:: Exercise prompt ::
Check each line of the listing for the word "quote" and report the ones that have it.

Records supplied below:

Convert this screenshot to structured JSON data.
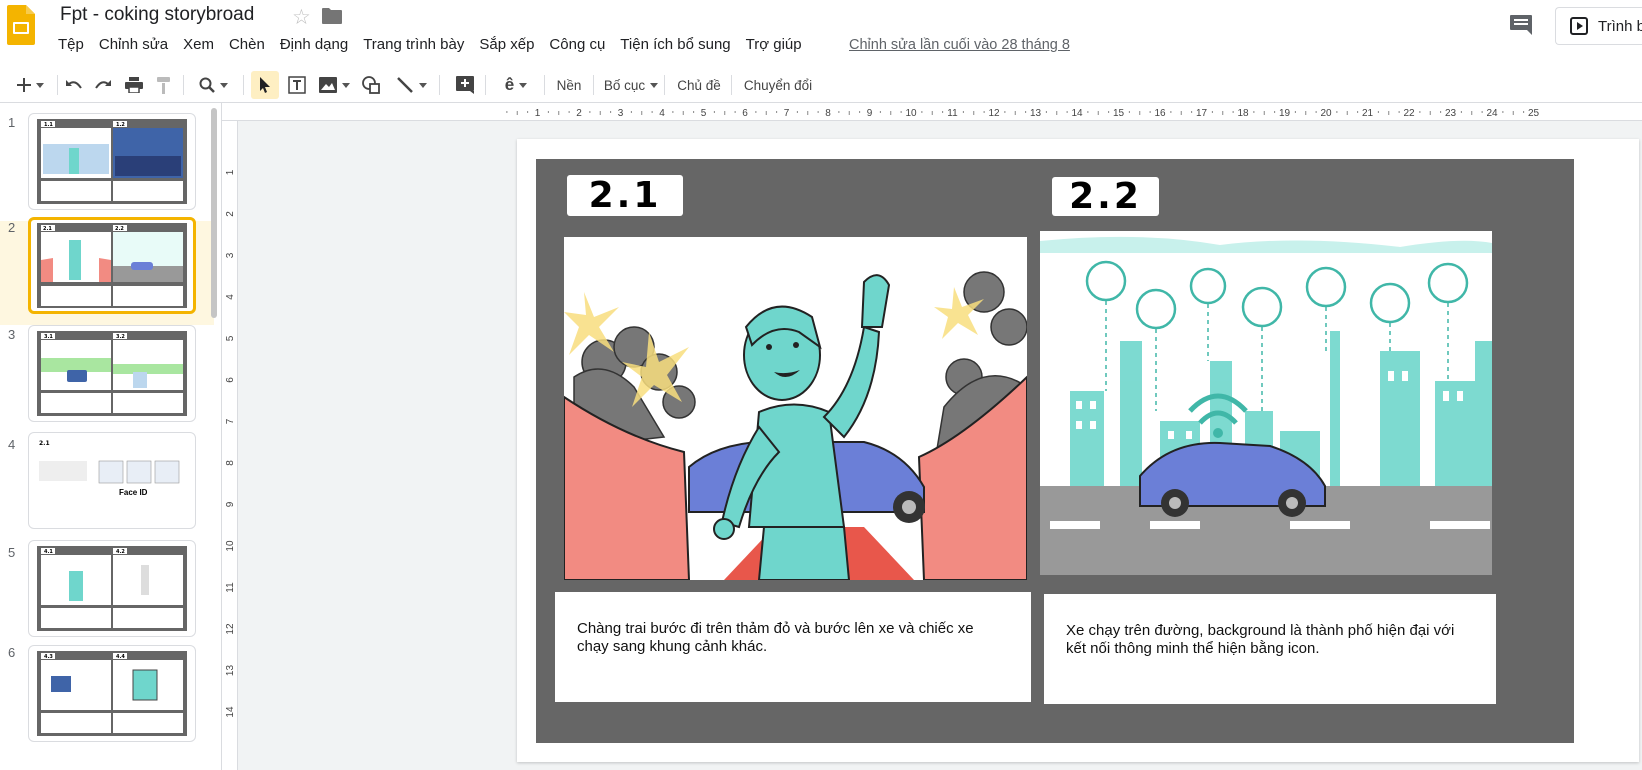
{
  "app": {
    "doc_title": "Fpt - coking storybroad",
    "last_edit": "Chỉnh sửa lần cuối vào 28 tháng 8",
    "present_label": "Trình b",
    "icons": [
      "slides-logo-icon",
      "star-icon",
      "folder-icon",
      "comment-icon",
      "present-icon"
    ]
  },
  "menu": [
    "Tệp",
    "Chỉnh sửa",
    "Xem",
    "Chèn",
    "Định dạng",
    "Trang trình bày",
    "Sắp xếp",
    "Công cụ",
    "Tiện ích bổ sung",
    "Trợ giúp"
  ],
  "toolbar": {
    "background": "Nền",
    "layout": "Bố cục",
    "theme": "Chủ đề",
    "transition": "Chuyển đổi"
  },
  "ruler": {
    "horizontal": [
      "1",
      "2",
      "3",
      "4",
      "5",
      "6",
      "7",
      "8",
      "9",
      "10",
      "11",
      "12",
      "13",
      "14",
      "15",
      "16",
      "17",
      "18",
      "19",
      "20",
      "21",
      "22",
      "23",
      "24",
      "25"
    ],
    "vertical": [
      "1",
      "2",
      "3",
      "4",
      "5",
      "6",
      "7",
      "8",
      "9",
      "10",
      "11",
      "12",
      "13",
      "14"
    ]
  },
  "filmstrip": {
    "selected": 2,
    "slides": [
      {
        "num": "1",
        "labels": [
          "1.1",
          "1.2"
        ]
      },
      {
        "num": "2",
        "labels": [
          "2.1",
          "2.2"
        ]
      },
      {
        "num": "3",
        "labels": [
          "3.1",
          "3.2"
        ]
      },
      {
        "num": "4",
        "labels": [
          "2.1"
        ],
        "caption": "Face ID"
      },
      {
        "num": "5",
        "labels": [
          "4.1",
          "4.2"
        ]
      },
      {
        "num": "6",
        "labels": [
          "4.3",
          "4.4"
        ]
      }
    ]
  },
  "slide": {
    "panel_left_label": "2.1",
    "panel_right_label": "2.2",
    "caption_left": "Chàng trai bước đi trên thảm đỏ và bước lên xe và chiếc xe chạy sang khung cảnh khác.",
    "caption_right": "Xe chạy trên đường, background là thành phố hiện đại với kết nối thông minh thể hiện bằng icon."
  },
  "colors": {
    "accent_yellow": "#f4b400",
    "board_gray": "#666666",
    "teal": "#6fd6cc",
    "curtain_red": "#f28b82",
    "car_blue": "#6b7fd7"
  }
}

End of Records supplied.
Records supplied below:

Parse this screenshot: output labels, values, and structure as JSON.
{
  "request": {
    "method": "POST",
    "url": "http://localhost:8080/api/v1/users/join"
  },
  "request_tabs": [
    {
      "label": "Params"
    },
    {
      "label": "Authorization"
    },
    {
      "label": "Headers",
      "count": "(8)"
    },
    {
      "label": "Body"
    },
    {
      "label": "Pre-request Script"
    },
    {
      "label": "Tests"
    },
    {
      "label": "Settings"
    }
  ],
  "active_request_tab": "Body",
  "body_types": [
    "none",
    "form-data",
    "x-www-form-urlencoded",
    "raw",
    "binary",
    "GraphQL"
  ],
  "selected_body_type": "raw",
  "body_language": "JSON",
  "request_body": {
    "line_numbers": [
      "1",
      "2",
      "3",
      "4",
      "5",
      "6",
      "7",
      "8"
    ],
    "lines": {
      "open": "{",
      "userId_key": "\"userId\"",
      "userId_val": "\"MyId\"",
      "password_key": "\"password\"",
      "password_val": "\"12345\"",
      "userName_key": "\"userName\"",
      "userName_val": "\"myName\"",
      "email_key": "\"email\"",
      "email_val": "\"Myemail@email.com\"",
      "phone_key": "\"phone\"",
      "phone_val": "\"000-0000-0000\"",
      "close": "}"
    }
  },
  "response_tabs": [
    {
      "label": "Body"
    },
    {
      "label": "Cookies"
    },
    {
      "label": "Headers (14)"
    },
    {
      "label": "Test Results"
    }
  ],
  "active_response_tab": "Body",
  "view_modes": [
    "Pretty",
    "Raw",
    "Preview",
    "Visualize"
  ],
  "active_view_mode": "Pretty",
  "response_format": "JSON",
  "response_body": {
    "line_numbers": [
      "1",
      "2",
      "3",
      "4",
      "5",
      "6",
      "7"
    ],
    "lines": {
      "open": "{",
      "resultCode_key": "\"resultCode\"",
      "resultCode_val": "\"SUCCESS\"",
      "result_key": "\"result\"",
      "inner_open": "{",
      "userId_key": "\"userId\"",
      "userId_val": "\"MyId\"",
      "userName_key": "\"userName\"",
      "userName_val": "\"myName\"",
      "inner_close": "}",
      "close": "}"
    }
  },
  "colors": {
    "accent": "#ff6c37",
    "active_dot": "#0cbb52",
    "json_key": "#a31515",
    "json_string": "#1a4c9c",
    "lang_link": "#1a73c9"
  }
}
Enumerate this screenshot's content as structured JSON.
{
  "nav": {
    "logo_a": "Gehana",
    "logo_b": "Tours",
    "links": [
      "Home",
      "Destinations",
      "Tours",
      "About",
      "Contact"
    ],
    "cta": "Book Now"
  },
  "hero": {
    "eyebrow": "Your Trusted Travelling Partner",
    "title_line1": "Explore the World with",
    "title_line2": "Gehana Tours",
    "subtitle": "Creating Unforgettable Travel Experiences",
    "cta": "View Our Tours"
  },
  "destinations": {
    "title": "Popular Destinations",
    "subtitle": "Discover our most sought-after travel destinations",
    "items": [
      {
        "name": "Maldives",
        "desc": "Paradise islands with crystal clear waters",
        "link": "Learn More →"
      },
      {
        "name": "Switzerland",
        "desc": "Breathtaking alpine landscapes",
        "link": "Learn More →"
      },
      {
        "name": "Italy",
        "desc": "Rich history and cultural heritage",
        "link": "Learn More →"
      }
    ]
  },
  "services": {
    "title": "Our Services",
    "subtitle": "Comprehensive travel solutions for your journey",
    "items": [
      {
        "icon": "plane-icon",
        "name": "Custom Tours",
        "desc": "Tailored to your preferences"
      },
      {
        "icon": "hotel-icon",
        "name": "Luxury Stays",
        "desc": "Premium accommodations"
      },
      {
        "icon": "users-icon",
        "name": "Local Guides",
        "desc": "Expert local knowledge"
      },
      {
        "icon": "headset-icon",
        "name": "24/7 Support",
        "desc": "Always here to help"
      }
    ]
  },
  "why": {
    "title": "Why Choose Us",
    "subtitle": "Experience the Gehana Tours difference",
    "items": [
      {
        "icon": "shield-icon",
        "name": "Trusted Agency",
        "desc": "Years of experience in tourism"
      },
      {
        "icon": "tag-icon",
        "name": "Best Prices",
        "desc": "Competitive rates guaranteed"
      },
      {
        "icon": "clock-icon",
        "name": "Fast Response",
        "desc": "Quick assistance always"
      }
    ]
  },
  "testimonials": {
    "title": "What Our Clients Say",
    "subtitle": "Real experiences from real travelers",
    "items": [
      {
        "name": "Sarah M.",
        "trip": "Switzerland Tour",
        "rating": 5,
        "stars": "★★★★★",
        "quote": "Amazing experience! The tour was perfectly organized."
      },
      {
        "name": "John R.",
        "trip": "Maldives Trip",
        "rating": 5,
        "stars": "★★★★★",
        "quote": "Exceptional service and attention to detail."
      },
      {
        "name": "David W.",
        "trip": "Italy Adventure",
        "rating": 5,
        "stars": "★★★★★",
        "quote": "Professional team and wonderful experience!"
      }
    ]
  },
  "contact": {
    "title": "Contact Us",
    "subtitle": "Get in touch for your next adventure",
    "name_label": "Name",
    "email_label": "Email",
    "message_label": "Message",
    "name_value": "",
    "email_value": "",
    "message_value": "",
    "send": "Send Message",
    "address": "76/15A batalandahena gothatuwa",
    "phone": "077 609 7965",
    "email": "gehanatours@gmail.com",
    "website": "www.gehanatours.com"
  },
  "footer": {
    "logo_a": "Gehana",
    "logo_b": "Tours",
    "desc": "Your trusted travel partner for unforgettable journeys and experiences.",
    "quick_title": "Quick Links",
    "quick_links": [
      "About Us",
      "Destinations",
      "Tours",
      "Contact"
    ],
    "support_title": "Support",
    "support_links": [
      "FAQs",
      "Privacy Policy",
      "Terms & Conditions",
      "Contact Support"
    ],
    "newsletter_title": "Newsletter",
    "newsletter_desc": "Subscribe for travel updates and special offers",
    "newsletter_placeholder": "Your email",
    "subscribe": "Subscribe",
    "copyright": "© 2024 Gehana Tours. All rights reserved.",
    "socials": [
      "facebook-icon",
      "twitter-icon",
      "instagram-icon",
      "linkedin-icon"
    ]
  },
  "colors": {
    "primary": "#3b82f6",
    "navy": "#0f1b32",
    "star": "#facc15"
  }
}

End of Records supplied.
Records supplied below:

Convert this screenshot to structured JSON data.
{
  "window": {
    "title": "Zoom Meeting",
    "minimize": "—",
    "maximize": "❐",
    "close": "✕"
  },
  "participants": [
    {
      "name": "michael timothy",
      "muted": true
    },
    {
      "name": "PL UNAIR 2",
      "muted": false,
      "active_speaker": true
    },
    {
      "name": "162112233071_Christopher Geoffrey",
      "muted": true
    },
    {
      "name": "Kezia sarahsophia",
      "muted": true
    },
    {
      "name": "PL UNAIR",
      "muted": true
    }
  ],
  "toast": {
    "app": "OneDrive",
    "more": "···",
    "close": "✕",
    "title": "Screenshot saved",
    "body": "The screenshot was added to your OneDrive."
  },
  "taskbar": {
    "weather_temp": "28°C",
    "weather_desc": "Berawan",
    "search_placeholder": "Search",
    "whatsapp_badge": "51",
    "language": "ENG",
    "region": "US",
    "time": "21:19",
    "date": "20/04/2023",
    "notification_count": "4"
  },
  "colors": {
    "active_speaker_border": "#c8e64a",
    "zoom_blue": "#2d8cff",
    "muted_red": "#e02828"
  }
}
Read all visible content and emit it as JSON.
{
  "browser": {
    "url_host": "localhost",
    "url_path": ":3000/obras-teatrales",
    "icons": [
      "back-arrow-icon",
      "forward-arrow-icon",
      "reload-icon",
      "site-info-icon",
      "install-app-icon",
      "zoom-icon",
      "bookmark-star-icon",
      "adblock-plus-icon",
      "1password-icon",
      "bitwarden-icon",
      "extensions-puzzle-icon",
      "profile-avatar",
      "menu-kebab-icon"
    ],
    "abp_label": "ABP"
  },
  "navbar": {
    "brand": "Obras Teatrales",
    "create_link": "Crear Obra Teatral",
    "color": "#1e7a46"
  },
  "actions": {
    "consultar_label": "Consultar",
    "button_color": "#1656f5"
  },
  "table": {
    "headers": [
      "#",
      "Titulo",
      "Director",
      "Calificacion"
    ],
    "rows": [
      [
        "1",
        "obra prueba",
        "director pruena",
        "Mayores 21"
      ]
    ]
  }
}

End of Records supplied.

:: Reply ::
        "quote": "Amazing experience! The tour was perfectly organized."
        "quote": "Exceptional service and attention to detail."
        "quote": "Professional team and wonderful experience!"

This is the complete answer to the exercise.